There are, of course, many problems of personal liberty, wrote Murray Rothbard, which cannot be subsumed under the category of ‘involuntary servitude.’
Freedom of speech and press have long been treasured by those who confine themselves to being ‘civil libertarians’ — ‘civil’ meaning that economic freedom and the rights of private property are left out of the equation.
But we have already seen that ‘freedom of speech’ cannot be upheld as an absolute except as it is subsumed under the general rights of property of the individual (emphatically including property right in his own person).
In this week’s chapter of the audiobook presentation of For a New Liberty, Rothbard applies the libertarian principle of property rights to the following ‘civil liberties’:
- Freedom of Radio and Television
- Sex Laws
- Narcotics and Other Drugs
- Police Corruption
- Gun Laws
Chapter 7, “Education” …
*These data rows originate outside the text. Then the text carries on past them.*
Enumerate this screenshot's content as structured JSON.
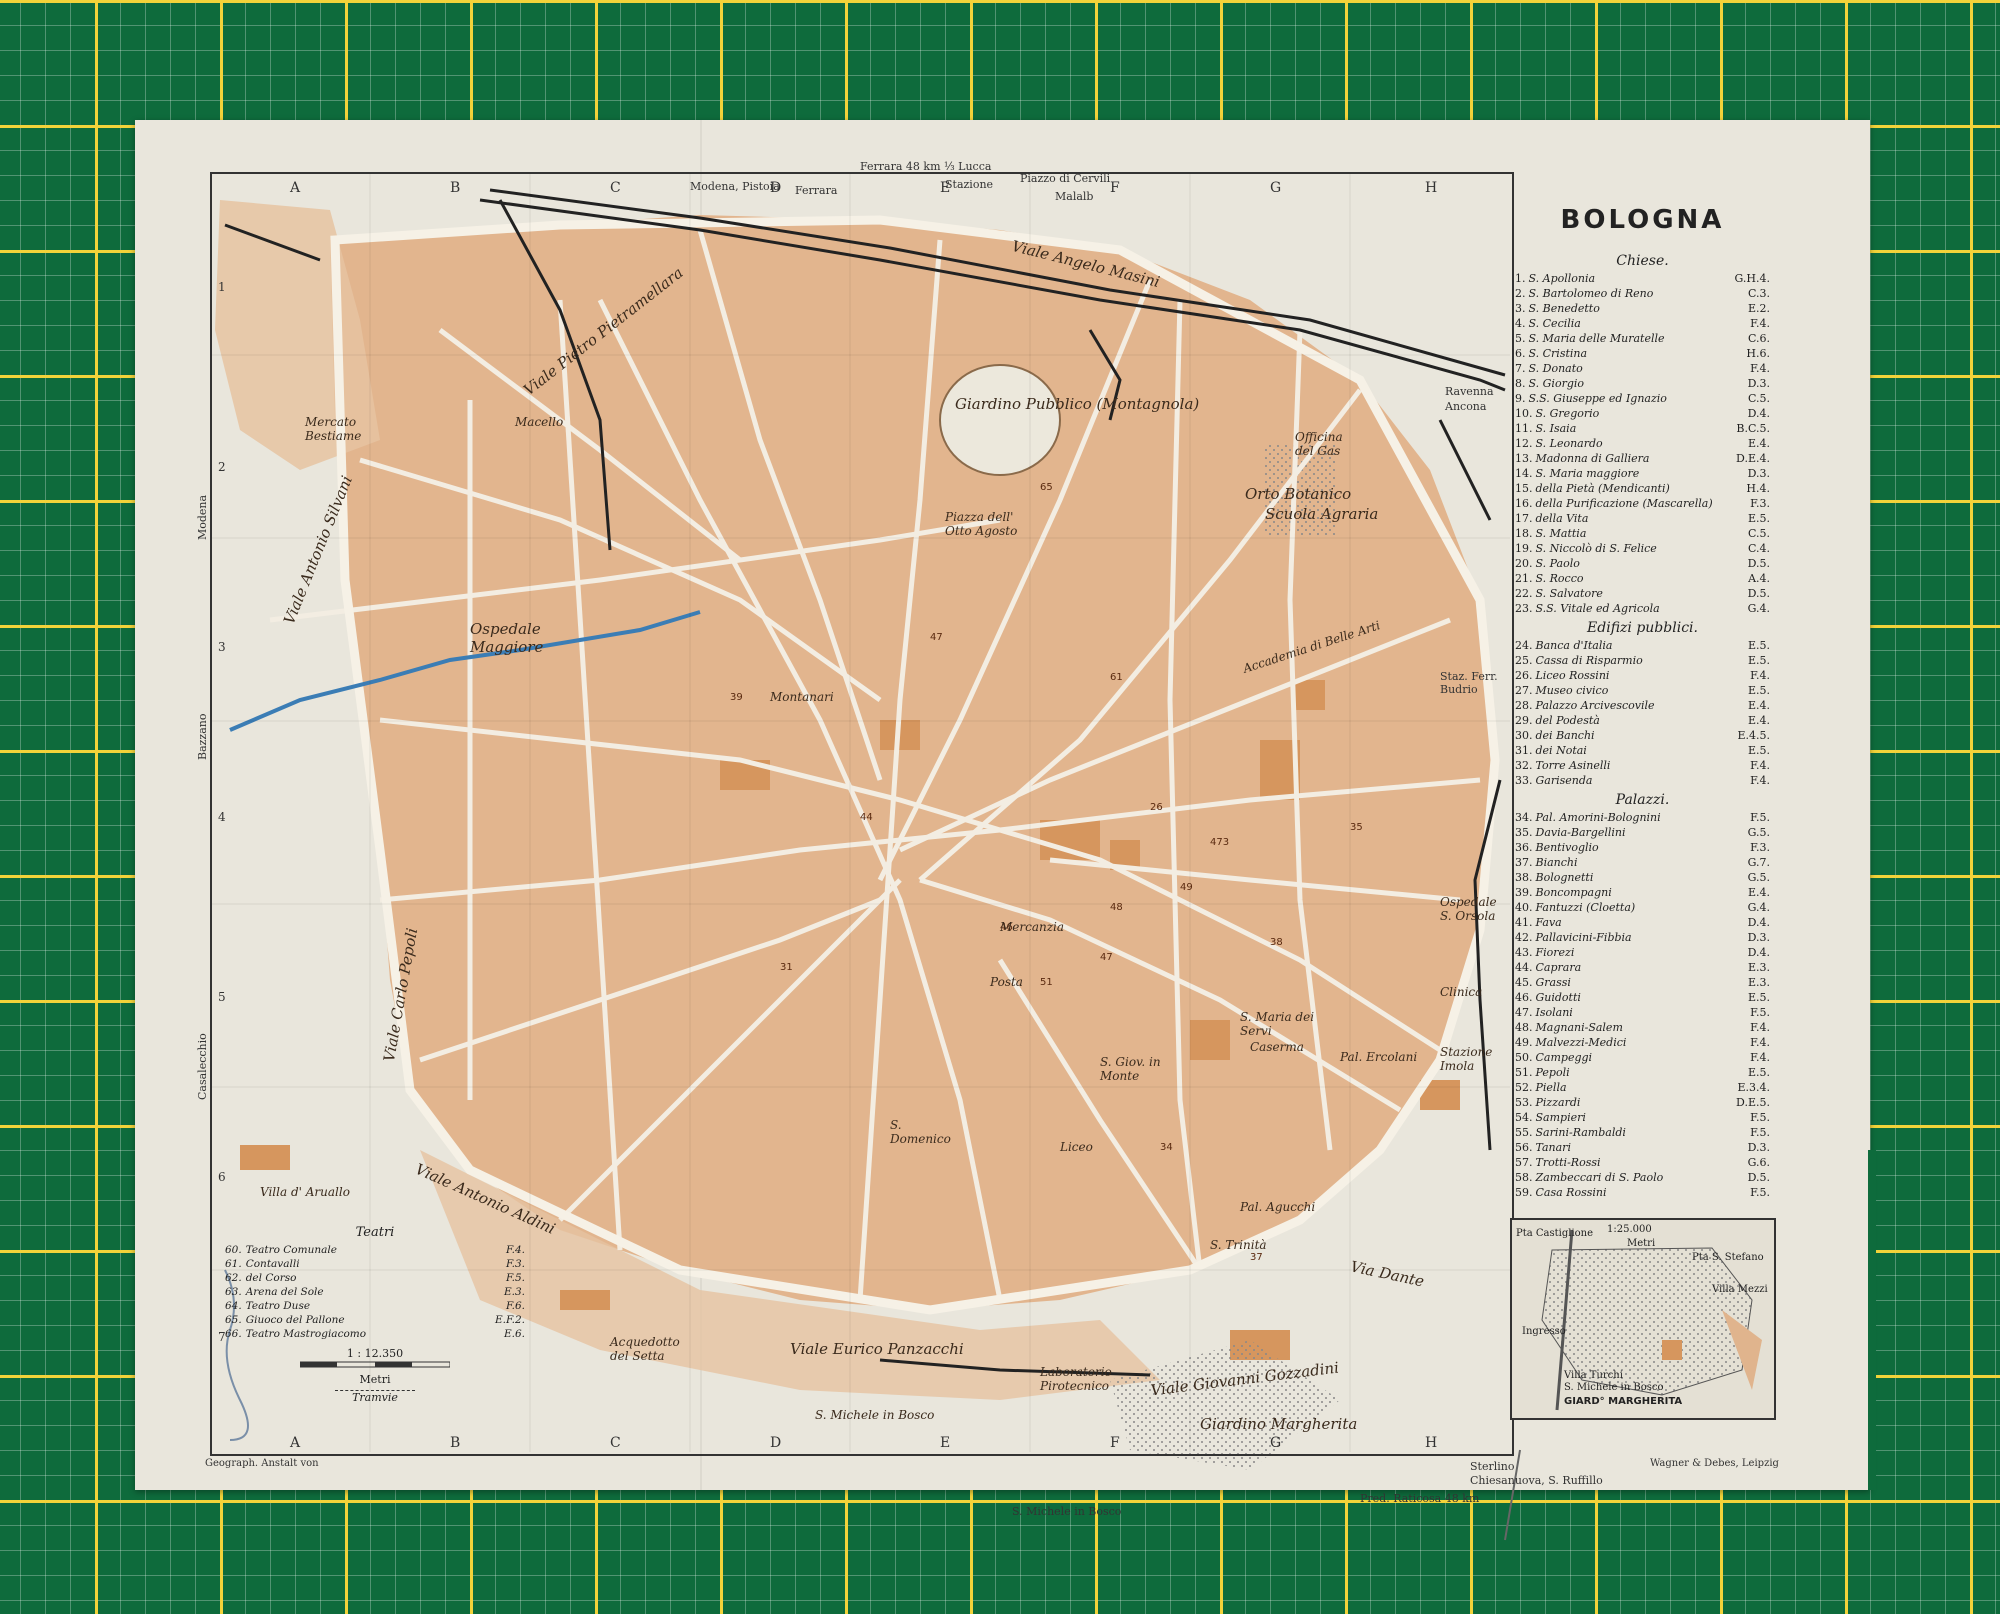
{
  "title": "BOLOGNA",
  "colors": {
    "board": "#0e6b3c",
    "grid_major": "#f2d33a",
    "paper": "#e9e6dc",
    "block": "#e0b48d",
    "block_dark": "#d6965e",
    "street": "#f3ede2",
    "river": "#3b7db5",
    "railway": "#222222"
  },
  "grid": {
    "letters": [
      "A",
      "B",
      "C",
      "D",
      "E",
      "F",
      "G",
      "H"
    ],
    "numbers": [
      "1",
      "2",
      "3",
      "4",
      "5",
      "6",
      "7"
    ]
  },
  "edge_labels": {
    "top": [
      "Ferrara 48 km ⅓ Lucca",
      "Modena, Pistoia",
      "Ferrara",
      "Stazione",
      "Piazzo di Cervili",
      "Malalb"
    ],
    "right": [
      "Ravenna",
      "Ancona",
      "Staz. Ferr. Budrio"
    ],
    "bottom": [
      "S. Michele in Bosco",
      "Sterlino",
      "Chiesanuova, S. Ruffillo",
      "Pred. Raticosa 48 km"
    ],
    "left": [
      "Modena",
      "Bazzano",
      "Casalecchio"
    ]
  },
  "map_labels": [
    {
      "text": "Giardino Pubblico (Montagnola)"
    },
    {
      "text": "Piazza dell' Otto Agosto"
    },
    {
      "text": "Orto Botanico"
    },
    {
      "text": "Scuola Agraria"
    },
    {
      "text": "Officina del Gas"
    },
    {
      "text": "Ospedale Maggiore"
    },
    {
      "text": "Macello"
    },
    {
      "text": "Mercato Bestiame"
    },
    {
      "text": "Accademia di Belle Arti"
    },
    {
      "text": "S. Maria dei Servi"
    },
    {
      "text": "Caserma"
    },
    {
      "text": "Pal. Ercolani"
    },
    {
      "text": "S. Giov. in Monte"
    },
    {
      "text": "Liceo"
    },
    {
      "text": "Pal. Agucchi"
    },
    {
      "text": "S. Trinità"
    },
    {
      "text": "S. Domenico"
    },
    {
      "text": "Posta"
    },
    {
      "text": "Mercanzia"
    },
    {
      "text": "Montanari"
    },
    {
      "text": "Villa d' Aruallo"
    },
    {
      "text": "Ospedale S. Orsola"
    },
    {
      "text": "Clinica"
    },
    {
      "text": "Stazione Imola"
    },
    {
      "text": "Viale Antonio Aldini"
    },
    {
      "text": "Viale Eurico Panzacchi"
    },
    {
      "text": "Viale Giovanni Gozzadini"
    },
    {
      "text": "Via Dante"
    },
    {
      "text": "Viale Pietro Pietramellara"
    },
    {
      "text": "Viale Antonio Silvani"
    },
    {
      "text": "Viale Carlo Pepoli"
    },
    {
      "text": "Giardino Margherita"
    },
    {
      "text": "Viale Angelo Masini"
    },
    {
      "text": "Acquedotto del Setta"
    },
    {
      "text": "Laboratorio Pirotecnico"
    },
    {
      "text": "S. Michele in Bosco"
    }
  ],
  "legend": {
    "sections": [
      {
        "heading": "Chiese.",
        "items": [
          {
            "n": "1.",
            "name": "S. Apollonia",
            "ref": "G.H.4."
          },
          {
            "n": "2.",
            "name": "S. Bartolomeo di Reno",
            "ref": "C.3."
          },
          {
            "n": "3.",
            "name": "S. Benedetto",
            "ref": "E.2."
          },
          {
            "n": "4.",
            "name": "S. Cecilia",
            "ref": "F.4."
          },
          {
            "n": "5.",
            "name": "S. Maria delle Muratelle",
            "ref": "C.6."
          },
          {
            "n": "6.",
            "name": "S. Cristina",
            "ref": "H.6."
          },
          {
            "n": "7.",
            "name": "S. Donato",
            "ref": "F.4."
          },
          {
            "n": "8.",
            "name": "S. Giorgio",
            "ref": "D.3."
          },
          {
            "n": "9.",
            "name": "S.S. Giuseppe ed Ignazio",
            "ref": "C.5."
          },
          {
            "n": "10.",
            "name": "S. Gregorio",
            "ref": "D.4."
          },
          {
            "n": "11.",
            "name": "S. Isaia",
            "ref": "B.C.5."
          },
          {
            "n": "12.",
            "name": "S. Leonardo",
            "ref": "E.4."
          },
          {
            "n": "13.",
            "name": "Madonna di Galliera",
            "ref": "D.E.4."
          },
          {
            "n": "14.",
            "name": "S. Maria maggiore",
            "ref": "D.3."
          },
          {
            "n": "15.",
            "name": "della Pietà (Mendicanti)",
            "ref": "H.4."
          },
          {
            "n": "16.",
            "name": "della Purificazione (Mascarella)",
            "ref": "F.3."
          },
          {
            "n": "17.",
            "name": "della Vita",
            "ref": "E.5."
          },
          {
            "n": "18.",
            "name": "S. Mattia",
            "ref": "C.5."
          },
          {
            "n": "19.",
            "name": "S. Niccolò di S. Felice",
            "ref": "C.4."
          },
          {
            "n": "20.",
            "name": "S. Paolo",
            "ref": "D.5."
          },
          {
            "n": "21.",
            "name": "S. Rocco",
            "ref": "A.4."
          },
          {
            "n": "22.",
            "name": "S. Salvatore",
            "ref": "D.5."
          },
          {
            "n": "23.",
            "name": "S.S. Vitale ed Agricola",
            "ref": "G.4."
          }
        ]
      },
      {
        "heading": "Edifizi pubblici.",
        "items": [
          {
            "n": "24.",
            "name": "Banca d'Italia",
            "ref": "E.5."
          },
          {
            "n": "25.",
            "name": "Cassa di Risparmio",
            "ref": "E.5."
          },
          {
            "n": "26.",
            "name": "Liceo Rossini",
            "ref": "F.4."
          },
          {
            "n": "27.",
            "name": "Museo civico",
            "ref": "E.5."
          },
          {
            "n": "28.",
            "name": "Palazzo Arcivescovile",
            "ref": "E.4."
          },
          {
            "n": "29.",
            "name": "del Podestà",
            "ref": "E.4."
          },
          {
            "n": "30.",
            "name": "dei Banchi",
            "ref": "E.4.5."
          },
          {
            "n": "31.",
            "name": "dei Notai",
            "ref": "E.5."
          },
          {
            "n": "32.",
            "name": "Torre Asinelli",
            "ref": "F.4."
          },
          {
            "n": "33.",
            "name": "Garisenda",
            "ref": "F.4."
          }
        ]
      },
      {
        "heading": "Palazzi.",
        "items": [
          {
            "n": "34.",
            "name": "Pal. Amorini-Bolognini",
            "ref": "F.5."
          },
          {
            "n": "35.",
            "name": "Davia-Bargellini",
            "ref": "G.5."
          },
          {
            "n": "36.",
            "name": "Bentivoglio",
            "ref": "F.3."
          },
          {
            "n": "37.",
            "name": "Bianchi",
            "ref": "G.7."
          },
          {
            "n": "38.",
            "name": "Bolognetti",
            "ref": "G.5."
          },
          {
            "n": "39.",
            "name": "Boncompagni",
            "ref": "E.4."
          },
          {
            "n": "40.",
            "name": "Fantuzzi (Cloetta)",
            "ref": "G.4."
          },
          {
            "n": "41.",
            "name": "Fava",
            "ref": "D.4."
          },
          {
            "n": "42.",
            "name": "Pallavicini-Fibbia",
            "ref": "D.3."
          },
          {
            "n": "43.",
            "name": "Fiorezi",
            "ref": "D.4."
          },
          {
            "n": "44.",
            "name": "Caprara",
            "ref": "E.3."
          },
          {
            "n": "45.",
            "name": "Grassi",
            "ref": "E.3."
          },
          {
            "n": "46.",
            "name": "Guidotti",
            "ref": "E.5."
          },
          {
            "n": "47.",
            "name": "Isolani",
            "ref": "F.5."
          },
          {
            "n": "48.",
            "name": "Magnani-Salem",
            "ref": "F.4."
          },
          {
            "n": "49.",
            "name": "Malvezzi-Medici",
            "ref": "F.4."
          },
          {
            "n": "50.",
            "name": "Campeggi",
            "ref": "F.4."
          },
          {
            "n": "51.",
            "name": "Pepoli",
            "ref": "E.5."
          },
          {
            "n": "52.",
            "name": "Piella",
            "ref": "E.3.4."
          },
          {
            "n": "53.",
            "name": "Pizzardi",
            "ref": "D.E.5."
          },
          {
            "n": "54.",
            "name": "Sampieri",
            "ref": "F.5."
          },
          {
            "n": "55.",
            "name": "Sarini-Rambaldi",
            "ref": "F.5."
          },
          {
            "n": "56.",
            "name": "Tanari",
            "ref": "D.3."
          },
          {
            "n": "57.",
            "name": "Trotti-Rossi",
            "ref": "G.6."
          },
          {
            "n": "58.",
            "name": "Zambeccari di S. Paolo",
            "ref": "D.5."
          },
          {
            "n": "59.",
            "name": "Casa Rossini",
            "ref": "F.5."
          }
        ]
      }
    ]
  },
  "teatri": {
    "heading": "Teatri",
    "items": [
      {
        "n": "60.",
        "name": "Teatro Comunale",
        "ref": "F.4."
      },
      {
        "n": "61.",
        "name": "Contavalli",
        "ref": "F.3."
      },
      {
        "n": "62.",
        "name": "del Corso",
        "ref": "F.5."
      },
      {
        "n": "63.",
        "name": "Arena del Sole",
        "ref": "E.3."
      },
      {
        "n": "64.",
        "name": "Teatro Duse",
        "ref": "F.6."
      },
      {
        "n": "65.",
        "name": "Giuoco del Pallone",
        "ref": "E.F.2."
      },
      {
        "n": "66.",
        "name": "Teatro Mastrogiacomo",
        "ref": "E.6."
      }
    ],
    "scale": "1 : 12.350",
    "scale_unit": "Metri",
    "tramway": "Tramvie"
  },
  "inset": {
    "title": "GIARD° MARGHERITA",
    "scale": "1:25.000",
    "unit": "Metri",
    "labels": [
      "Pta Castiglione",
      "Pta S. Stefano",
      "Villa Mezzi",
      "Ingresso",
      "Villa Turchi",
      "S. Michele in Bosco"
    ]
  },
  "credits": {
    "left": "Geograph. Anstalt von",
    "right": "Wagner & Debes, Leipzig"
  }
}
(And if you don’t want to wait for the free audio, you can always purchase the new, hardbound edition of Rothbard’s manifesto here.)